The weekend rolls around and you find yourself rather excited. You haven’t seen the property in a couple of years, so you’re intrigued to see what it looks like. You’re also eagerly anticipating the nice, fat increase that you want to apply to the rental.
Plus, you’re being plagued by your ex-tenant for the return of the deposit. Money that you spent days after it was paid to you. You’re praying that you’ll find a new occupant asap, so that you can use the new tenant’s deposit to pay the old tenant back.
Your mood changes the moment you step inside the property.
The first thing that hits you is the smell of cat urine – those carpets are going to have to be replaced. How the light fitting got broken is anyone’s guess. The cracked shelves in the bedroom look like someone used them as a make-shift ladder to reach the top of the cupboard. From the look of the broken window pane someone hit a 6 in their game of garden cricket. And is that a fist that created that hole in the back of the bedroom door?
Amongst the turmoil of emotions as you drive home one thing is crystal clear. Your good-for-nothing tenant is not getting their deposit back.

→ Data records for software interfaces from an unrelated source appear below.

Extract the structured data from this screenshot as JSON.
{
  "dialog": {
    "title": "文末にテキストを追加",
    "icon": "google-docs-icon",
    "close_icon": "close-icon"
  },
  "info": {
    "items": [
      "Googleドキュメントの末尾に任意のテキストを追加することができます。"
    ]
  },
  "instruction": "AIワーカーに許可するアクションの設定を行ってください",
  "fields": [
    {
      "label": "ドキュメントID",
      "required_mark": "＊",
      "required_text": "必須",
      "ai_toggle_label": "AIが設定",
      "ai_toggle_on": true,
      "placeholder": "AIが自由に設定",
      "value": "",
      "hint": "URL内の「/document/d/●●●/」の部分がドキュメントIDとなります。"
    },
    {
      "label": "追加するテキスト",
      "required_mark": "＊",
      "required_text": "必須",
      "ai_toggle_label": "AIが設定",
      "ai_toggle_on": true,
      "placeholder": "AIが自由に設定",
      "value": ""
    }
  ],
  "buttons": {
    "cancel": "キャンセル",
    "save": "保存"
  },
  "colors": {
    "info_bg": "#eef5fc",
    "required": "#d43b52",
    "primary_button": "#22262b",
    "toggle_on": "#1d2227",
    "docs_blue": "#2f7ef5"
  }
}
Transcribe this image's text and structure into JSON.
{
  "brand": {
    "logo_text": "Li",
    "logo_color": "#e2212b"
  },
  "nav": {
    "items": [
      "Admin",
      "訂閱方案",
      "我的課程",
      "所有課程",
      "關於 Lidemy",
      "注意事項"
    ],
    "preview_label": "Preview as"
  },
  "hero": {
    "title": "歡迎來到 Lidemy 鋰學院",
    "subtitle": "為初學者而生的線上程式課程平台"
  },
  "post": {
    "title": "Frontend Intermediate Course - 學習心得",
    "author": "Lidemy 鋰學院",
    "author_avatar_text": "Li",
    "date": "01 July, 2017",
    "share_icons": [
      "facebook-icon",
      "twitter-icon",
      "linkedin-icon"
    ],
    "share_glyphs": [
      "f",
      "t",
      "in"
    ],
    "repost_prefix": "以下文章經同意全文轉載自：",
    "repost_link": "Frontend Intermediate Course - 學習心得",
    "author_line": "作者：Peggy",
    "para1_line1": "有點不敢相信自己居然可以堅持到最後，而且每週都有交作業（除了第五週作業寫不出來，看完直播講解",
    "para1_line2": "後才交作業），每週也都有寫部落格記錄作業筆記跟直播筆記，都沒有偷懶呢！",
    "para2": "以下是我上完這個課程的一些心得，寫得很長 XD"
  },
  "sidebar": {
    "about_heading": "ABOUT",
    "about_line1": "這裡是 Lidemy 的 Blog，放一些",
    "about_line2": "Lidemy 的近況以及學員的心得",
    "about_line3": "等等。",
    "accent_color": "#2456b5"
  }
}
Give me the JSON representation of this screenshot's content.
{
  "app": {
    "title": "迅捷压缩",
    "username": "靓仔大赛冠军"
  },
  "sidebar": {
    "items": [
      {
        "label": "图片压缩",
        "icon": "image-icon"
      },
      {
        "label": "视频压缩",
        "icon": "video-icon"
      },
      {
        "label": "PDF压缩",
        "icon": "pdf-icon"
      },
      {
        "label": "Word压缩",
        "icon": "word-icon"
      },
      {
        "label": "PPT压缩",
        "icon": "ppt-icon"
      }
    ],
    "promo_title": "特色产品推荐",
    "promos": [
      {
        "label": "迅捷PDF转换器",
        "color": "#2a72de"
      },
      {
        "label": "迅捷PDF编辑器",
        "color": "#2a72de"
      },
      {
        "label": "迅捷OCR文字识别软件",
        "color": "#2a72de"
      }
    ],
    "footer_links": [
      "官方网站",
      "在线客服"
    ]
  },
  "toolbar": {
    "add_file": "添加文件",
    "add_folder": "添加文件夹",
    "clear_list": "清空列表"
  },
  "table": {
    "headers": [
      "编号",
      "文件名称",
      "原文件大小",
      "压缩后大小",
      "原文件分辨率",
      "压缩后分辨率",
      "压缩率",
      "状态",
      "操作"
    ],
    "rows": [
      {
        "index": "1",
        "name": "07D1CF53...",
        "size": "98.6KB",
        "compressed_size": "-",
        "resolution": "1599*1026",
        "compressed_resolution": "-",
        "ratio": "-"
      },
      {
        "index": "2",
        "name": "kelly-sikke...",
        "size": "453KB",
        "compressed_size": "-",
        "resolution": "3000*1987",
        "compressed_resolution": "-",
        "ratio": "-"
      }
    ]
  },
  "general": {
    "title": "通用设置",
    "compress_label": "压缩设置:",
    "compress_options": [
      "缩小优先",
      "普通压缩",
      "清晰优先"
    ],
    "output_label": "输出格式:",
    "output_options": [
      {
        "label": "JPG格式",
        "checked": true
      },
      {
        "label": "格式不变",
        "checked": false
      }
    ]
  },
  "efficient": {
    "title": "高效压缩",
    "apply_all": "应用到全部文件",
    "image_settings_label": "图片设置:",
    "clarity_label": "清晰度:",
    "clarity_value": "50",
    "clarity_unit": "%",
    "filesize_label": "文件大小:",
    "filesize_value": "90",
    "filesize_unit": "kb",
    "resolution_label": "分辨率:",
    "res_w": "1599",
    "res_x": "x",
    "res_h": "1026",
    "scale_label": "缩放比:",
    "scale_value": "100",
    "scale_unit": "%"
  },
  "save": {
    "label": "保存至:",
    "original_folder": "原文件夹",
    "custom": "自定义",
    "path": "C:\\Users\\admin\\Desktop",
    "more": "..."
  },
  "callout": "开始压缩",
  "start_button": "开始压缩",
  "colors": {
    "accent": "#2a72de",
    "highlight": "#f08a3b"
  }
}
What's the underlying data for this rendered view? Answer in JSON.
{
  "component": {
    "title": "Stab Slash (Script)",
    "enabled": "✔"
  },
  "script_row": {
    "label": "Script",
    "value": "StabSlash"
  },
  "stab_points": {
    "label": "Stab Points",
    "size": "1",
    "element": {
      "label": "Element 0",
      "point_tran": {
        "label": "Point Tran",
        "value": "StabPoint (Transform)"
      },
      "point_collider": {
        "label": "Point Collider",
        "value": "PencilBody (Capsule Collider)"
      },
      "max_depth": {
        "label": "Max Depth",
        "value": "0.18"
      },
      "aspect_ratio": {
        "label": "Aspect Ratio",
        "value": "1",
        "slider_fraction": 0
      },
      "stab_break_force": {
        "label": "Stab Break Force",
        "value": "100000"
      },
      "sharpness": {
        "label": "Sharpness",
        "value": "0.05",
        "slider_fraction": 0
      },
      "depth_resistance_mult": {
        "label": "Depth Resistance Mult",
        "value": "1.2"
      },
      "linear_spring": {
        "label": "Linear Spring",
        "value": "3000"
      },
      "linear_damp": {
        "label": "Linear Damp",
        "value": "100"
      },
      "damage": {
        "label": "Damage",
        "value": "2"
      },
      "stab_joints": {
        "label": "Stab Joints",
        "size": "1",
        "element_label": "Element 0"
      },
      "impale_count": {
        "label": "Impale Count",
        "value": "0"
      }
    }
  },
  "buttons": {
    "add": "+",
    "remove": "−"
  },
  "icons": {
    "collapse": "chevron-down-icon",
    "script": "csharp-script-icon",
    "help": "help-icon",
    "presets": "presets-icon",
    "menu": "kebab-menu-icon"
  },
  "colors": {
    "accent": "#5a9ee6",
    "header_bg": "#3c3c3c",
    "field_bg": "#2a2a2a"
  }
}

If you’re this landlord, you may want to rethink this decision. Questionable though your tenant may have been, your actions could well have scuppered your rights to that deposit.
According to the Rental Housing Act the landlord must meet the tenant, on the day of termination or within three days before, to conduct a joint inspection of the property. After completing the inspection, the landlord can deduct any damages from the deposit. But if the landlord fails to do this joint end-of-lease inspection? Then the landlord forfeits any right in the deposit. And must repay the tenant their deposit, in full, within 7 days after the end of the lease. If you don’t? Well then, brace yourself for the wrath of the Rental Tribunal. Which is where your good-for-nothing tenant is no doubt headed the moment you deliver the bad news.
What can you do in this situation? You can look forward. By making sure that you do things differently with your next tenant. Including your Tenant Application forms, Lease Agreement, pre-lease inspection, regular property inspections. Not to mention that rather important end-of-lease inspection if you intend to deduct damages from the tenant’s deposit.
Please note that this information is supplied for general information and does not constitute legal advice. It is advisable for you to contact a legal practitioner for guidance in respect of your unique requirements.